The torn and restored plot is so simple to understand and so visual that it has been a mainstay of magic for as long as there has been paper to tear.
You openly destroy a piece of paper, then restore it to its original condition… or perhaps even change it into something else.
These effects can be done while speaking or silently set to music and they always go over well with audiences of all ages.
In this lesson, Dan will start off with a personal piece about prosperity that lends meaning to his actions and motivates the magic.
Then, you’ll see how a different presentation can change the character of a classic and make it feel brand new.
Dan will also show you a slightly more traditional approach to the snowstorm effect that contains a few nice details we think you’ll like.
Then you’ll learn how creating a simple symbolic attachment allows both you and your spectator to experience a cathartic emotional restoration.
And you’ll even learn a super-clean looking way to restore paper that has been thoroughly destroyed by fire.
And finally, we play a little dress-up by making our spectator a fancy new hat… and Dan will show you exactly how to construct this comedy gem.

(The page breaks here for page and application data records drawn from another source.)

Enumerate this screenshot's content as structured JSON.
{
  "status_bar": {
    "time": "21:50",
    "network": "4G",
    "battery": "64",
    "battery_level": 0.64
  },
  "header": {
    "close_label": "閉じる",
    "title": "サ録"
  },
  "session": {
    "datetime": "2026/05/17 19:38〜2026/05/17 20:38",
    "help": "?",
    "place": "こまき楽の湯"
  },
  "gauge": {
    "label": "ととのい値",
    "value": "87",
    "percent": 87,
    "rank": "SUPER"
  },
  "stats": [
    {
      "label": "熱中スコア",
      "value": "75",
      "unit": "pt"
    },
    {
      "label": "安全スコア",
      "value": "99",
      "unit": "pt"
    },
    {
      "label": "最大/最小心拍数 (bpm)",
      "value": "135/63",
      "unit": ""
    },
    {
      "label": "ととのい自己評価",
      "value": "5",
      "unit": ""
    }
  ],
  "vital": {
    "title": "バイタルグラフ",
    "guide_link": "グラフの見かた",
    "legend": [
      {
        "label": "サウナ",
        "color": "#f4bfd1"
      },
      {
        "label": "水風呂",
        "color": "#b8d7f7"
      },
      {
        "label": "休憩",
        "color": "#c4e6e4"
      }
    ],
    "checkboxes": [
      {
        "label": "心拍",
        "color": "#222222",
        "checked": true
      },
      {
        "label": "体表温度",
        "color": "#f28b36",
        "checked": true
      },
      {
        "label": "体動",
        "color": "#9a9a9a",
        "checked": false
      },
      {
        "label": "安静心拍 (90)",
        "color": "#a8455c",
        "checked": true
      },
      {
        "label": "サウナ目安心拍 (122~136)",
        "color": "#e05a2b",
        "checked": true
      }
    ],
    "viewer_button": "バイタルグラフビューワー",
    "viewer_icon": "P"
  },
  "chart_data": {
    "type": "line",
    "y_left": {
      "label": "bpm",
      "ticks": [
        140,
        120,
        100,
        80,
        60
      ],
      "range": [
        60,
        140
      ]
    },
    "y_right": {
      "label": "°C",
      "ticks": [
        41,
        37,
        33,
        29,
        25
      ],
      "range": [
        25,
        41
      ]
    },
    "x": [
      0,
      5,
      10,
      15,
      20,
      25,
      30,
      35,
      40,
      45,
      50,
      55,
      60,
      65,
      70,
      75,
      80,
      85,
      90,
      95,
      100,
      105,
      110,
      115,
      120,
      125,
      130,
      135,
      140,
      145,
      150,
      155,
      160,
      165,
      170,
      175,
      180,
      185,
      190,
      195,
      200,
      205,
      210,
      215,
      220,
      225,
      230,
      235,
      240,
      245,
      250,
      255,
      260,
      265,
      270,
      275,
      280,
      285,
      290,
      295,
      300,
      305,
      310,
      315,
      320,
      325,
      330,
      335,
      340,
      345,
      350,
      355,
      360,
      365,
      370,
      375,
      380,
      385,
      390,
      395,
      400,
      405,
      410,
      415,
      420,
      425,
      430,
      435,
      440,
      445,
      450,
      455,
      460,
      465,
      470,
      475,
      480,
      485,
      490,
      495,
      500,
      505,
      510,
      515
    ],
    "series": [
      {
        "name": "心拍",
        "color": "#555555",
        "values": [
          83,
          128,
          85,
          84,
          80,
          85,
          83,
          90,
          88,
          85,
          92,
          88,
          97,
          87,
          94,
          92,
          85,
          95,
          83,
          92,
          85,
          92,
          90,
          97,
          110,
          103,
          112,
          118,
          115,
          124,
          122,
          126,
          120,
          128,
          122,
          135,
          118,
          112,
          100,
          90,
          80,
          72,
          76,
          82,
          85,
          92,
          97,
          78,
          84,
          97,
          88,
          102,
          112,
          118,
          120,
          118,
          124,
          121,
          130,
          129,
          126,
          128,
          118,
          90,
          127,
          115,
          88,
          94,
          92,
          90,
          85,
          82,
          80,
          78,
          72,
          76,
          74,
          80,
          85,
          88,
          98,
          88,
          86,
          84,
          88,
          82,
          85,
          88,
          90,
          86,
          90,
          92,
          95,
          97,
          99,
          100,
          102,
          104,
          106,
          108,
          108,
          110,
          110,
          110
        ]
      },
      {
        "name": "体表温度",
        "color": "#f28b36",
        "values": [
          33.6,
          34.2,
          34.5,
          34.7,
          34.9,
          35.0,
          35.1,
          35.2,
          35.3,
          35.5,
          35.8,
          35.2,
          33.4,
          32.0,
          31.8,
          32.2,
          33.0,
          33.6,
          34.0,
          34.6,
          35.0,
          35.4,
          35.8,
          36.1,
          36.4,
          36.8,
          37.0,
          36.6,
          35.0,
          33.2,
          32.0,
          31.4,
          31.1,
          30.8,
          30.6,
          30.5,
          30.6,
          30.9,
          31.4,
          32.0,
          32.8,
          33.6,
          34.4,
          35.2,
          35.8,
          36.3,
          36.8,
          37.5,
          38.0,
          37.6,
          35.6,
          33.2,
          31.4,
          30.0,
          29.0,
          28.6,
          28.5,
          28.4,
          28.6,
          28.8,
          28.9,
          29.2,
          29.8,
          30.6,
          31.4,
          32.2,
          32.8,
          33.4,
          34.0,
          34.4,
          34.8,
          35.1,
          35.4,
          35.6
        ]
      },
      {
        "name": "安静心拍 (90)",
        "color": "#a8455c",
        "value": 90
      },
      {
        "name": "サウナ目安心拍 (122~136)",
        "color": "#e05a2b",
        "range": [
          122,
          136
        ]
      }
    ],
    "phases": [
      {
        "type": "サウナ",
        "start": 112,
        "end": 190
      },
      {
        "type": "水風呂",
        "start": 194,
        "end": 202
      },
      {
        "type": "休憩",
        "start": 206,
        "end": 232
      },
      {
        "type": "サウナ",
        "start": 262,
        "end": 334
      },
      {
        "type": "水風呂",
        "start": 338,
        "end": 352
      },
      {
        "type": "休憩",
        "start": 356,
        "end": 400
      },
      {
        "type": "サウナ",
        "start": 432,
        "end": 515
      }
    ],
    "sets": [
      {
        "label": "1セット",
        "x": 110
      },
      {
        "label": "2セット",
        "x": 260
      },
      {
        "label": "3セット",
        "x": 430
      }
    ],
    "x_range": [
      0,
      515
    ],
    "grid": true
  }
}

If you’ve been looking for visual magic that people love, we’re sure you’ll find a trick or two in this lesson on Restoring Torn Papers.

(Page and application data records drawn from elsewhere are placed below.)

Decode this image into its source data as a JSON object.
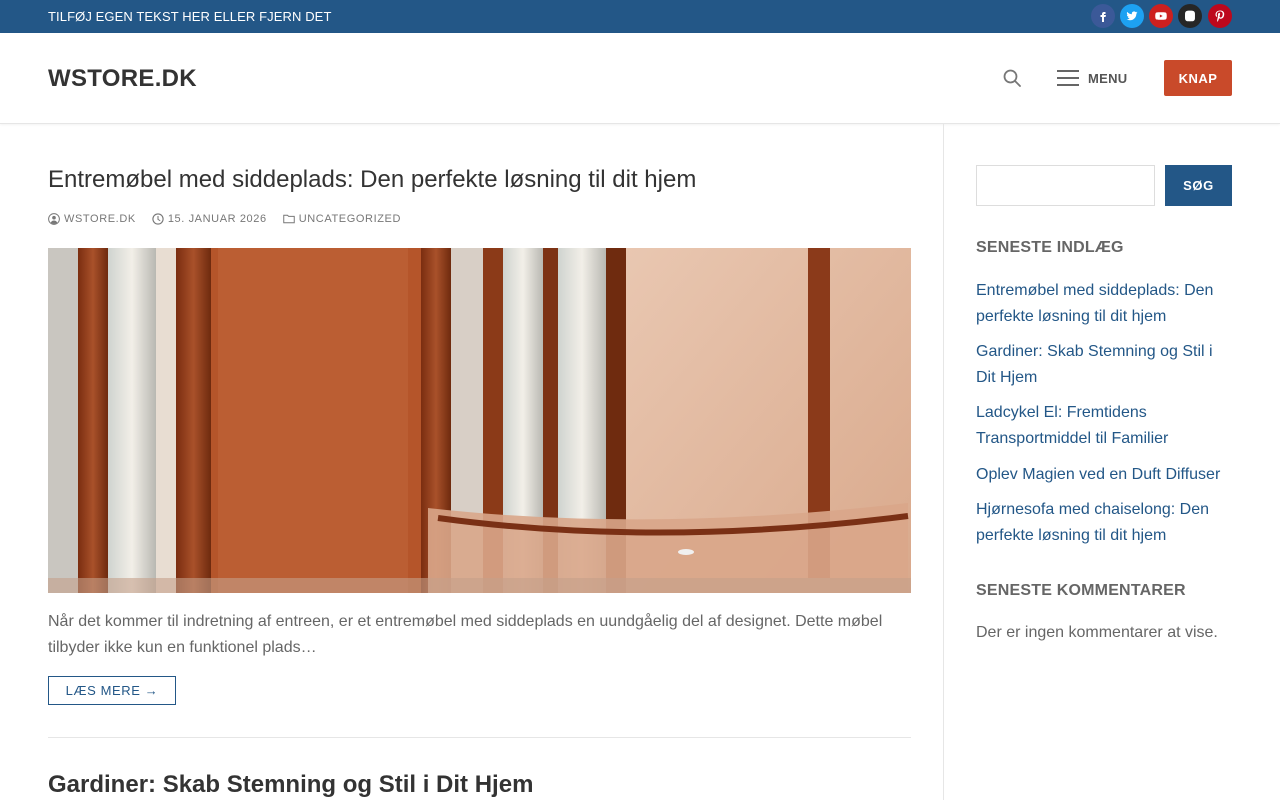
{
  "topbar": {
    "text": "TILFØJ EGEN TEKST HER ELLER FJERN DET",
    "social": [
      {
        "name": "facebook-icon",
        "color": "#3b5998"
      },
      {
        "name": "twitter-icon",
        "color": "#1da1f2"
      },
      {
        "name": "youtube-icon",
        "color": "#cd201f"
      },
      {
        "name": "instagram-icon",
        "color": "#262626"
      },
      {
        "name": "pinterest-icon",
        "color": "#bd081c"
      }
    ]
  },
  "header": {
    "logo": "WSTORE.DK",
    "menu_label": "MENU",
    "button_label": "KNAP"
  },
  "posts": [
    {
      "title": "Entremøbel med siddeplads: Den perfekte løsning til dit hjem",
      "author": "WSTORE.DK",
      "date": "15. JANUAR 2026",
      "category": "UNCATEGORIZED",
      "excerpt": "Når det kommer til indretning af entreen, er et entremøbel med siddeplads en uundgåelig del af designet. Dette møbel tilbyder ikke kun en funktionel plads…",
      "read_more": "LÆS MERE →"
    },
    {
      "title": "Gardiner: Skab Stemning og Stil i Dit Hjem"
    }
  ],
  "sidebar": {
    "search_button": "SØG",
    "search_value": "",
    "recent_title": "SENESTE INDLÆG",
    "recent_posts": [
      "Entremøbel med siddeplads: Den perfekte løsning til dit hjem",
      "Gardiner: Skab Stemning og Stil i Dit Hjem",
      "Ladcykel El: Fremtidens Transportmiddel til Familier",
      "Oplev Magien ved en Duft Diffuser",
      "Hjørnesofa med chaiselong: Den perfekte løsning til dit hjem"
    ],
    "comments_title": "SENESTE KOMMENTARER",
    "comments_empty": "Der er ingen kommentarer at vise."
  },
  "colors": {
    "topbar": "#235787",
    "accent": "#235787",
    "button": "#c94a2a"
  }
}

– Chinese Paper Mystery
– Winter-time in China
– Winter-time in China (Tannen)
– Japanese Torn and Restored Napkins
– Hindu Paper Tearing
– Milady’s Parisienne Hat